The new metric, MNE is adequately general to cover all polarization modes and all polarization distortions, reciprocal or non-reciprocal. It forms an accurate baseline for requirement analysis during radar system design and polarimetric data calibration. The metric preserves the full polarimetric information of the measurement and is basis-invariant. We used the term "maximum" in the sense that it caps the complete target space. This is very important but also practically meaningful because of the wide variation of the possible targets in POLSAR imagery. It enables convenient comparison of system merit across multiple platforms. Without this metric, it is not only difficult to quantify the overall distortion but also difficult to compare the polarization quality of different POLSAR systems, if not impossible. A real case study reveals it is a very tight upper bound for typical POLSAR imagery, which means the target subject to the maximum polarization error is not unrealistic in natural scenes and indicates the soundness of this new metric.

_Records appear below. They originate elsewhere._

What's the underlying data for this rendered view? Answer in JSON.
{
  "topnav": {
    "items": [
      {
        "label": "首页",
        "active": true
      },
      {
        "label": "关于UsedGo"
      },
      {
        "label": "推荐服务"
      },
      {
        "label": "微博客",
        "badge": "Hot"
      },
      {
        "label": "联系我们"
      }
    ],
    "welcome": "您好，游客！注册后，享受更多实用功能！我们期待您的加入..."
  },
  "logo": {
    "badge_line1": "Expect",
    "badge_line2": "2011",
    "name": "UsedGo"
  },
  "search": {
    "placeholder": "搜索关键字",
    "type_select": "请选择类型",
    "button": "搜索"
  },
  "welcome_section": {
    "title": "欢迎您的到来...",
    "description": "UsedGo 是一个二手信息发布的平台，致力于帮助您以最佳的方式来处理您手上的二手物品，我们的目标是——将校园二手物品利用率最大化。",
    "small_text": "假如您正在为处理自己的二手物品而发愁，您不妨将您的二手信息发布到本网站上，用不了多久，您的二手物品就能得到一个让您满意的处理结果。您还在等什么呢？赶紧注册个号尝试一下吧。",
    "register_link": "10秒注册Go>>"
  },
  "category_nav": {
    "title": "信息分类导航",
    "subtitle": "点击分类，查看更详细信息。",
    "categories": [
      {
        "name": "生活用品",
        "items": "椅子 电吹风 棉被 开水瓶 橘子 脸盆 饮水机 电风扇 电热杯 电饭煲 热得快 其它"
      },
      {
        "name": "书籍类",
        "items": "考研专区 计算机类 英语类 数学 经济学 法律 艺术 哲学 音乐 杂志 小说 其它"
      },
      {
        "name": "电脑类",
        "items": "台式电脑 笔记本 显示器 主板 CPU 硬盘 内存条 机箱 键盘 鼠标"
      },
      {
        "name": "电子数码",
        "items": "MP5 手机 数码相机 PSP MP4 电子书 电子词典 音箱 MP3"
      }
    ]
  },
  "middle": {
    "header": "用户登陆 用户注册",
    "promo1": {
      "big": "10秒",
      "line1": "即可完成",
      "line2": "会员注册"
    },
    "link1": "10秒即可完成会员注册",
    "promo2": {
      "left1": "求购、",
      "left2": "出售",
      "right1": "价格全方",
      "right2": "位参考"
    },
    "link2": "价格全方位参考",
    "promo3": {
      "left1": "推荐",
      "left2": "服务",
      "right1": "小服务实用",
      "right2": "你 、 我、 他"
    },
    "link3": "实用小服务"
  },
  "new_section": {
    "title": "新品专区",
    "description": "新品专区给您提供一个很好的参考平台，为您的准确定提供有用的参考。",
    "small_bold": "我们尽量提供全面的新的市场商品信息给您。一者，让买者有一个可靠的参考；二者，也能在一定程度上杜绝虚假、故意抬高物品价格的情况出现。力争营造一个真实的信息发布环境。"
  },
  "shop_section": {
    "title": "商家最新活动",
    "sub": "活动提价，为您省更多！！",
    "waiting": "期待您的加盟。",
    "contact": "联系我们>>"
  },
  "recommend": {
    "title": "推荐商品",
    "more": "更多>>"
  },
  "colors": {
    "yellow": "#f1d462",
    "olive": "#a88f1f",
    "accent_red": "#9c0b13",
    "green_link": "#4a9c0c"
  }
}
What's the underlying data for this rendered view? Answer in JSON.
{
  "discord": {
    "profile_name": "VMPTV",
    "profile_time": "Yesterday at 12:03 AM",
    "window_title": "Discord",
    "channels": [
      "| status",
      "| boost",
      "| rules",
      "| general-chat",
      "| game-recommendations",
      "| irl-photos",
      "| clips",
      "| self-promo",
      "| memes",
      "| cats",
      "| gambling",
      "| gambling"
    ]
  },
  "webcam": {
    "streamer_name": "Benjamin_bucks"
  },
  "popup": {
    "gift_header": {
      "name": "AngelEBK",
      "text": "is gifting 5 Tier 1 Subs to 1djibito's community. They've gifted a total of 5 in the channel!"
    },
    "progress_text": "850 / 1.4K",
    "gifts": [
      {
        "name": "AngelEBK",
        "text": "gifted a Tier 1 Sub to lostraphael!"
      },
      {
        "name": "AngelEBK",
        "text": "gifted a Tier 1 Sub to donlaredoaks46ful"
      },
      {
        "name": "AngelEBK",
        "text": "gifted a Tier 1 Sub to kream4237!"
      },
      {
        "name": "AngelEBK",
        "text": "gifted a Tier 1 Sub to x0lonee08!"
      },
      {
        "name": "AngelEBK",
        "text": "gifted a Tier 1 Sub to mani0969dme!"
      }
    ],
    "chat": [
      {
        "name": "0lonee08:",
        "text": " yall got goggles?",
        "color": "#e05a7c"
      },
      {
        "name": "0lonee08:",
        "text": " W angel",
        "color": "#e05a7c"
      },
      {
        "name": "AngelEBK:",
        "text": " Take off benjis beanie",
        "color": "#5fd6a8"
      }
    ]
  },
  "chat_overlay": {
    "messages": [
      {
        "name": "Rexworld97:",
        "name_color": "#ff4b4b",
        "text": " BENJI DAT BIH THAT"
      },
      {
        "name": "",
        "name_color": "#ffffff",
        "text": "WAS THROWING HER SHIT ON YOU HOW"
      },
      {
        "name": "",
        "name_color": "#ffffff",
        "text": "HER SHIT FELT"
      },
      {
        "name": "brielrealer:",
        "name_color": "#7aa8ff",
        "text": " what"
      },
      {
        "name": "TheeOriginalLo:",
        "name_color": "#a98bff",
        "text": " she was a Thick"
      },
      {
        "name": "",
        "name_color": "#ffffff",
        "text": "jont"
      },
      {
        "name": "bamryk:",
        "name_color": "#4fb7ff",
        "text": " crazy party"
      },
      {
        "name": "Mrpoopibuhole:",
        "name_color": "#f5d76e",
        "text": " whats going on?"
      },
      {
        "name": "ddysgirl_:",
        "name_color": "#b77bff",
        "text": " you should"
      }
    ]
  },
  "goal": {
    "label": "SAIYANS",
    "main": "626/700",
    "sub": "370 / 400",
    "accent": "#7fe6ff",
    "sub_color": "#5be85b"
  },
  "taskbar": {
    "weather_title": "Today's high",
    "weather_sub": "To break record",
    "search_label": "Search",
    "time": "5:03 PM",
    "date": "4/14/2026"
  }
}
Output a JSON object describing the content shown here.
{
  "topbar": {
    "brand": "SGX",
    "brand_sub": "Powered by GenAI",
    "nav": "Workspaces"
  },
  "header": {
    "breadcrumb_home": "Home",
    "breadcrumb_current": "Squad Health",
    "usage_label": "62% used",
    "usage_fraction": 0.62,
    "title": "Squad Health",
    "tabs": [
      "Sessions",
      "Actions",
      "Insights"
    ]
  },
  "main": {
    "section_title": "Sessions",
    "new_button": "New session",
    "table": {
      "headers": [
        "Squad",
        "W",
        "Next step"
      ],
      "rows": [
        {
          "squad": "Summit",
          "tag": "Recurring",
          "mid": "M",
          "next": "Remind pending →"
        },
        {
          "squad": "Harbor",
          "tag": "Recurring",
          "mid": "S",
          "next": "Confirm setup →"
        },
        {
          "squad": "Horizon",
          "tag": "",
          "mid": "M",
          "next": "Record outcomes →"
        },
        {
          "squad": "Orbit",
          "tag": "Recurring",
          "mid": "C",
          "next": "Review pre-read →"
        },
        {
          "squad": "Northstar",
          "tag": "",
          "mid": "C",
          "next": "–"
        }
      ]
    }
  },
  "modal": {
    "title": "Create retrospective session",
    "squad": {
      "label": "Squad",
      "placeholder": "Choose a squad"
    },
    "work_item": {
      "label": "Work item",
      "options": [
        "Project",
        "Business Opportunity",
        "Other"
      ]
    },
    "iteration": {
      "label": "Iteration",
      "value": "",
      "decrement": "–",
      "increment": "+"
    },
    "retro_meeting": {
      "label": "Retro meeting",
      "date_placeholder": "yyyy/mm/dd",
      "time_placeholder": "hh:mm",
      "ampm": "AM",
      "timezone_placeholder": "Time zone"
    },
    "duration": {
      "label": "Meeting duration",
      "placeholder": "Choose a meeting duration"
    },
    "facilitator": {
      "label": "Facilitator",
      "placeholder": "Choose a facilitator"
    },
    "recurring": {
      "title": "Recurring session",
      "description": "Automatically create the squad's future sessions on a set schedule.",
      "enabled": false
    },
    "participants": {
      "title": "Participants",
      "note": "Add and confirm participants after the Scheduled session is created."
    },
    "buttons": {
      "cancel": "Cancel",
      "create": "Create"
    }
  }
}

This new metric was employed in an investigation of the distortions due to channel imbalance, cross-talk, and Faraday rotation on several common polarimetric decomposition methods. The investigation demonstrated that the varying impact of these distortions depends on the specific decomposition method. Figure 4 shows the scatter plots of the resulting decomposition errors versus the MNE.